--- SUPPLIED RECORDS ---
= = = = =

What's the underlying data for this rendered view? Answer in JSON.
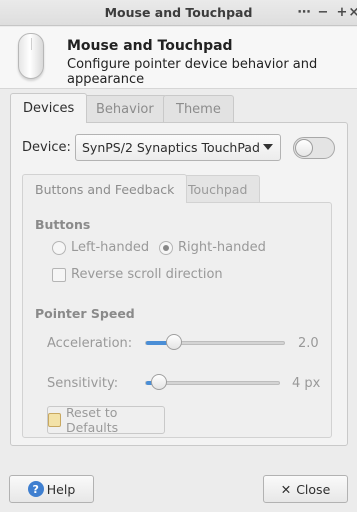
{
  "window": {
    "title": "Mouse and Touchpad"
  },
  "header": {
    "title": "Mouse and Touchpad",
    "subtitle": "Configure pointer device behavior and appearance"
  },
  "tabs": [
    {
      "label": "Devices"
    },
    {
      "label": "Behavior"
    },
    {
      "label": "Theme"
    }
  ],
  "device": {
    "label": "Device:",
    "selected": "SynPS/2 Synaptics TouchPad",
    "enabled_level": 0
  },
  "subtabs": [
    {
      "label": "Buttons and Feedback"
    },
    {
      "label": "Touchpad"
    }
  ],
  "buttons_section": {
    "title": "Buttons",
    "left_handed": "Left-handed",
    "right_handed": "Right-handed",
    "reverse_scroll": "Reverse scroll direction"
  },
  "pointer_speed": {
    "title": "Pointer Speed",
    "acceleration_label": "Acceleration:",
    "acceleration_value": "2.0",
    "acceleration_level": 0.2,
    "sensitivity_label": "Sensitivity:",
    "sensitivity_value": "4 px",
    "sensitivity_level": 0.1,
    "reset_label": "Reset to Defaults"
  },
  "footer": {
    "help_label": "Help",
    "close_label": "Close"
  }
}
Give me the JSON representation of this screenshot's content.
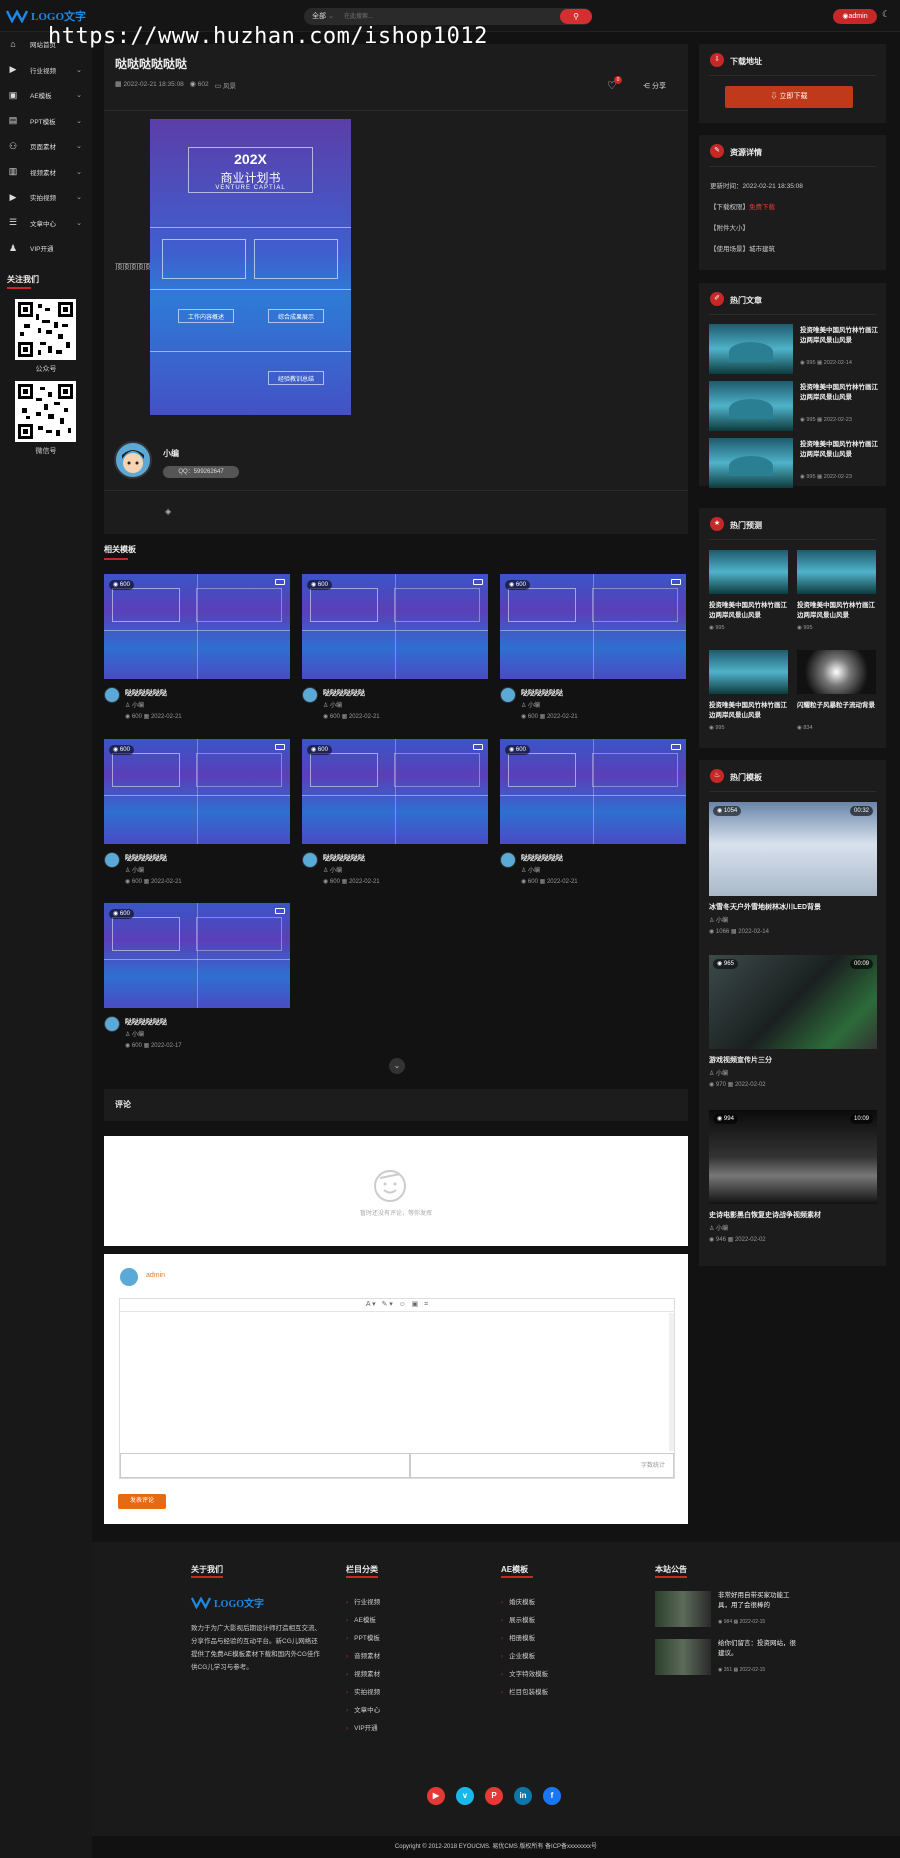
{
  "header": {
    "logo_text": "LOGO文字",
    "search_category": "全部",
    "search_placeholder": "在此搜索...",
    "admin_label": "admin"
  },
  "watermark": "https://www.huzhan.com/ishop1012",
  "sidebar": {
    "items": [
      {
        "label": "网站首页",
        "icon": "home-icon",
        "has_chevron": false
      },
      {
        "label": "行业视频",
        "icon": "play-circle-icon",
        "has_chevron": true
      },
      {
        "label": "AE模板",
        "icon": "video-icon",
        "has_chevron": true
      },
      {
        "label": "PPT模板",
        "icon": "briefcase-icon",
        "has_chevron": true
      },
      {
        "label": "页面素材",
        "icon": "people-icon",
        "has_chevron": true
      },
      {
        "label": "视频素材",
        "icon": "book-icon",
        "has_chevron": true
      },
      {
        "label": "实拍视频",
        "icon": "film-icon",
        "has_chevron": true
      },
      {
        "label": "文章中心",
        "icon": "document-icon",
        "has_chevron": true
      },
      {
        "label": "VIP开通",
        "icon": "user-icon",
        "has_chevron": false
      }
    ],
    "follow_title": "关注我们",
    "qr": [
      {
        "label": "公众号"
      },
      {
        "label": "微信号"
      }
    ]
  },
  "article": {
    "title": "哒哒哒哒哒哒",
    "date": "2022-02-21 18:35:08",
    "views": "602",
    "category": "风景",
    "like_count": "0",
    "share_label": "分享",
    "side_text": "顶顶顶顶顶",
    "image_title_en": "202X",
    "image_title_cn": "商业计划书",
    "image_subtitle": "VENTURE CAPTIAL",
    "image_sections": [
      "工作内容概述",
      "综合成果展示",
      "经验教训总结"
    ],
    "author_name": "小编",
    "author_qq": "QQ：599262647"
  },
  "related": {
    "title": "相关模板",
    "items": [
      {
        "views": "600",
        "name": "哒哒哒哒哒哒",
        "author": "小编",
        "date": "2022-02-21"
      },
      {
        "views": "600",
        "name": "哒哒哒哒哒哒",
        "author": "小编",
        "date": "2022-02-21"
      },
      {
        "views": "600",
        "name": "哒哒哒哒哒哒",
        "author": "小编",
        "date": "2022-02-21"
      },
      {
        "views": "600",
        "name": "哒哒哒哒哒哒",
        "author": "小编",
        "date": "2022-02-21"
      },
      {
        "views": "600",
        "name": "哒哒哒哒哒哒",
        "author": "小编",
        "date": "2022-02-21"
      },
      {
        "views": "600",
        "name": "哒哒哒哒哒哒",
        "author": "小编",
        "date": "2022-02-21"
      },
      {
        "views": "600",
        "name": "哒哒哒哒哒哒",
        "author": "小编",
        "date": "2022-02-17"
      }
    ]
  },
  "comments": {
    "title": "评论",
    "empty_text": "暂时还没有评论，等你发挥",
    "user": "admin",
    "footer_right": "字数统计",
    "submit_label": "发表评论"
  },
  "right": {
    "download": {
      "title": "下载地址",
      "button": "立即下载"
    },
    "details": {
      "title": "资源详情",
      "lines": [
        "更新时间：2022-02-21 18:35:08",
        "【下载权限】",
        "【附件大小】",
        "【使用场景】城市建筑"
      ],
      "download_perm_value": "免费下载"
    },
    "hot_articles": {
      "title": "热门文章",
      "items": [
        {
          "title": "投资唯美中国风竹林竹画江边两岸风景山风景",
          "views": "995",
          "date": "2022-02-14"
        },
        {
          "title": "投资唯美中国风竹林竹画江边两岸风景山风景",
          "views": "995",
          "date": "2022-02-23"
        },
        {
          "title": "投资唯美中国风竹林竹画江边两岸风景山风景",
          "views": "995",
          "date": "2022-02-23"
        }
      ]
    },
    "hot_predictions": {
      "title": "热门预测",
      "items": [
        {
          "title": "投资唯美中国风竹林竹画江边两岸风景山风景",
          "views": "995"
        },
        {
          "title": "投资唯美中国风竹林竹画江边两岸风景山风景",
          "views": "995"
        },
        {
          "title": "投资唯美中国风竹林竹画江边两岸风景山风景",
          "views": "995"
        },
        {
          "title": "闪耀粒子风暴粒子流动背景",
          "views": "834"
        }
      ]
    },
    "hot_templates": {
      "title": "热门模板",
      "items": [
        {
          "views": "1054",
          "duration": "00:32",
          "title": "冰雪冬天户外雪地树林冰川LED背景",
          "author": "小编",
          "stat_views": "1066",
          "date": "2022-02-14"
        },
        {
          "views": "965",
          "duration": "00:09",
          "title": "游戏视频宣传片三分",
          "author": "小编",
          "stat_views": "970",
          "date": "2022-02-02"
        },
        {
          "views": "994",
          "duration": "10:09",
          "title": "史诗电影黑白恢复史诗战争视频素材",
          "author": "小编",
          "stat_views": "946",
          "date": "2022-02-02"
        }
      ]
    }
  },
  "footer": {
    "about_title": "关于我们",
    "about_logo": "LOGO文字",
    "about_text": "致力于为广大影视后期设计师打造相互交流、分享作品与经验的互动平台。新CG儿网络还提供了免费AE模板素材下载和国内外CG佳作供CG儿学习与参考。",
    "columns": [
      {
        "title": "栏目分类",
        "links": [
          "行业视频",
          "AE模板",
          "PPT模板",
          "音频素材",
          "视频素材",
          "实拍视频",
          "文章中心",
          "VIP开通"
        ]
      },
      {
        "title": "AE模板",
        "links": [
          "婚庆模板",
          "展示模板",
          "相册模板",
          "企业模板",
          "文字特效模板",
          "栏目包装模板"
        ]
      }
    ],
    "notice_title": "本站公告",
    "notices": [
      {
        "title": "非常好用自带买家功能工具，用了会很棒的",
        "views": "984",
        "date": "2022-02-15"
      },
      {
        "title": "给你们留言：投资网站，很建议。",
        "views": "351",
        "date": "2022-02-15"
      }
    ],
    "social": [
      {
        "icon": "youtube-icon",
        "glyph": "▶",
        "color": "#e53935"
      },
      {
        "icon": "vimeo-icon",
        "glyph": "v",
        "color": "#1ab7ea"
      },
      {
        "icon": "pinterest-icon",
        "glyph": "P",
        "color": "#e53935"
      },
      {
        "icon": "linkedin-icon",
        "glyph": "in",
        "color": "#0e76a8"
      },
      {
        "icon": "facebook-icon",
        "glyph": "f",
        "color": "#1877f2"
      }
    ],
    "copyright": "Copyright © 2012-2018 EYOUCMS. 易优CMS 版权所有 备ICP备xxxxxxxx号"
  },
  "colors": {
    "accent": "#c62828",
    "background": "#121212",
    "card": "#1c1c1c",
    "submit": "#e66a12"
  }
}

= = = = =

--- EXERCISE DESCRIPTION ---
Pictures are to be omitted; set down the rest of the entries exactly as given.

--- RESPONSE ---
What's the underlying data for this rendered view? Answer in JSON.
{
  "window": {
    "title": "Mouse and Touchpad"
  },
  "header": {
    "title": "Mouse and Touchpad",
    "subtitle": "Configure pointer device behavior and appearance"
  },
  "tabs": [
    {
      "label": "Devices"
    },
    {
      "label": "Behavior"
    },
    {
      "label": "Theme"
    }
  ],
  "device": {
    "label": "Device:",
    "selected": "SynPS/2 Synaptics TouchPad",
    "enabled_level": 0
  },
  "subtabs": [
    {
      "label": "Buttons and Feedback"
    },
    {
      "label": "Touchpad"
    }
  ],
  "buttons_section": {
    "title": "Buttons",
    "left_handed": "Left-handed",
    "right_handed": "Right-handed",
    "reverse_scroll": "Reverse scroll direction"
  },
  "pointer_speed": {
    "title": "Pointer Speed",
    "acceleration_label": "Acceleration:",
    "acceleration_value": "2.0",
    "acceleration_level": 0.2,
    "sensitivity_label": "Sensitivity:",
    "sensitivity_value": "4 px",
    "sensitivity_level": 0.1,
    "reset_label": "Reset to Defaults"
  },
  "footer": {
    "help_label": "Help",
    "close_label": "Close"
  }
}
Give me the JSON representation of this screenshot's content.
{
  "header": {
    "logo_text": "LOGO文字",
    "search_category": "全部",
    "search_placeholder": "在此搜索...",
    "admin_label": "admin"
  },
  "watermark": "https://www.huzhan.com/ishop1012",
  "sidebar": {
    "items": [
      {
        "label": "网站首页",
        "icon": "home-icon",
        "has_chevron": false
      },
      {
        "label": "行业视频",
        "icon": "play-circle-icon",
        "has_chevron": true
      },
      {
        "label": "AE模板",
        "icon": "video-icon",
        "has_chevron": true
      },
      {
        "label": "PPT模板",
        "icon": "briefcase-icon",
        "has_chevron": true
      },
      {
        "label": "页面素材",
        "icon": "people-icon",
        "has_chevron": true
      },
      {
        "label": "视频素材",
        "icon": "book-icon",
        "has_chevron": true
      },
      {
        "label": "实拍视频",
        "icon": "film-icon",
        "has_chevron": true
      },
      {
        "label": "文章中心",
        "icon": "document-icon",
        "has_chevron": true
      },
      {
        "label": "VIP开通",
        "icon": "user-icon",
        "has_chevron": false
      }
    ],
    "follow_title": "关注我们",
    "qr": [
      {
        "label": "公众号"
      },
      {
        "label": "微信号"
      }
    ]
  },
  "article": {
    "title": "哒哒哒哒哒哒",
    "date": "2022-02-21 18:35:08",
    "views": "602",
    "category": "风景",
    "like_count": "0",
    "share_label": "分享",
    "side_text": "顶顶顶顶顶",
    "image_title_en": "202X",
    "image_title_cn": "商业计划书",
    "image_subtitle": "VENTURE CAPTIAL",
    "image_sections": [
      "工作内容概述",
      "综合成果展示",
      "经验教训总结"
    ],
    "author_name": "小编",
    "author_qq": "QQ：599262647"
  },
  "related": {
    "title": "相关模板",
    "items": [
      {
        "views": "600",
        "name": "哒哒哒哒哒哒",
        "author": "小编",
        "date": "2022-02-21"
      },
      {
        "views": "600",
        "name": "哒哒哒哒哒哒",
        "author": "小编",
        "date": "2022-02-21"
      },
      {
        "views": "600",
        "name": "哒哒哒哒哒哒",
        "author": "小编",
        "date": "2022-02-21"
      },
      {
        "views": "600",
        "name": "哒哒哒哒哒哒",
        "author": "小编",
        "date": "2022-02-21"
      },
      {
        "views": "600",
        "name": "哒哒哒哒哒哒",
        "author": "小编",
        "date": "2022-02-21"
      },
      {
        "views": "600",
        "name": "哒哒哒哒哒哒",
        "author": "小编",
        "date": "2022-02-21"
      },
      {
        "views": "600",
        "name": "哒哒哒哒哒哒",
        "author": "小编",
        "date": "2022-02-17"
      }
    ]
  },
  "comments": {
    "title": "评论",
    "empty_text": "暂时还没有评论，等你发挥",
    "user": "admin",
    "footer_right": "字数统计",
    "submit_label": "发表评论"
  },
  "right": {
    "download": {
      "title": "下载地址",
      "button": "立即下载"
    },
    "details": {
      "title": "资源详情",
      "lines": [
        "更新时间：2022-02-21 18:35:08",
        "【下载权限】",
        "【附件大小】",
        "【使用场景】城市建筑"
      ],
      "download_perm_value": "免费下载"
    },
    "hot_articles": {
      "title": "热门文章",
      "items": [
        {
          "title": "投资唯美中国风竹林竹画江边两岸风景山风景",
          "views": "995",
          "date": "2022-02-14"
        },
        {
          "title": "投资唯美中国风竹林竹画江边两岸风景山风景",
          "views": "995",
          "date": "2022-02-23"
        },
        {
          "title": "投资唯美中国风竹林竹画江边两岸风景山风景",
          "views": "995",
          "date": "2022-02-23"
        }
      ]
    },
    "hot_predictions": {
      "title": "热门预测",
      "items": [
        {
          "title": "投资唯美中国风竹林竹画江边两岸风景山风景",
          "views": "995"
        },
        {
          "title": "投资唯美中国风竹林竹画江边两岸风景山风景",
          "views": "995"
        },
        {
          "title": "投资唯美中国风竹林竹画江边两岸风景山风景",
          "views": "995"
        },
        {
          "title": "闪耀粒子风暴粒子流动背景",
          "views": "834"
        }
      ]
    },
    "hot_templates": {
      "title": "热门模板",
      "items": [
        {
          "views": "1054",
          "duration": "00:32",
          "title": "冰雪冬天户外雪地树林冰川LED背景",
          "author": "小编",
          "stat_views": "1066",
          "date": "2022-02-14"
        },
        {
          "views": "965",
          "duration": "00:09",
          "title": "游戏视频宣传片三分",
          "author": "小编",
          "stat_views": "970",
          "date": "2022-02-02"
        },
        {
          "views": "994",
          "duration": "10:09",
          "title": "史诗电影黑白恢复史诗战争视频素材",
          "author": "小编",
          "stat_views": "946",
          "date": "2022-02-02"
        }
      ]
    }
  },
  "footer": {
    "about_title": "关于我们",
    "about_logo": "LOGO文字",
    "about_text": "致力于为广大影视后期设计师打造相互交流、分享作品与经验的互动平台。新CG儿网络还提供了免费AE模板素材下载和国内外CG佳作供CG儿学习与参考。",
    "columns": [
      {
        "title": "栏目分类",
        "links": [
          "行业视频",
          "AE模板",
          "PPT模板",
          "音频素材",
          "视频素材",
          "实拍视频",
          "文章中心",
          "VIP开通"
        ]
      },
      {
        "title": "AE模板",
        "links": [
          "婚庆模板",
          "展示模板",
          "相册模板",
          "企业模板",
          "文字特效模板",
          "栏目包装模板"
        ]
      }
    ],
    "notice_title": "本站公告",
    "notices": [
      {
        "title": "非常好用自带买家功能工具，用了会很棒的",
        "views": "984",
        "date": "2022-02-15"
      },
      {
        "title": "给你们留言：投资网站，很建议。",
        "views": "351",
        "date": "2022-02-15"
      }
    ],
    "social": [
      {
        "icon": "youtube-icon",
        "glyph": "▶",
        "color": "#e53935"
      },
      {
        "icon": "vimeo-icon",
        "glyph": "v",
        "color": "#1ab7ea"
      },
      {
        "icon": "pinterest-icon",
        "glyph": "P",
        "color": "#e53935"
      },
      {
        "icon": "linkedin-icon",
        "glyph": "in",
        "color": "#0e76a8"
      },
      {
        "icon": "facebook-icon",
        "glyph": "f",
        "color": "#1877f2"
      }
    ],
    "copyright": "Copyright © 2012-2018 EYOUCMS. 易优CMS 版权所有 备ICP备xxxxxxxx号"
  },
  "colors": {
    "accent": "#c62828",
    "background": "#121212",
    "card": "#1c1c1c",
    "submit": "#e66a12"
  }
}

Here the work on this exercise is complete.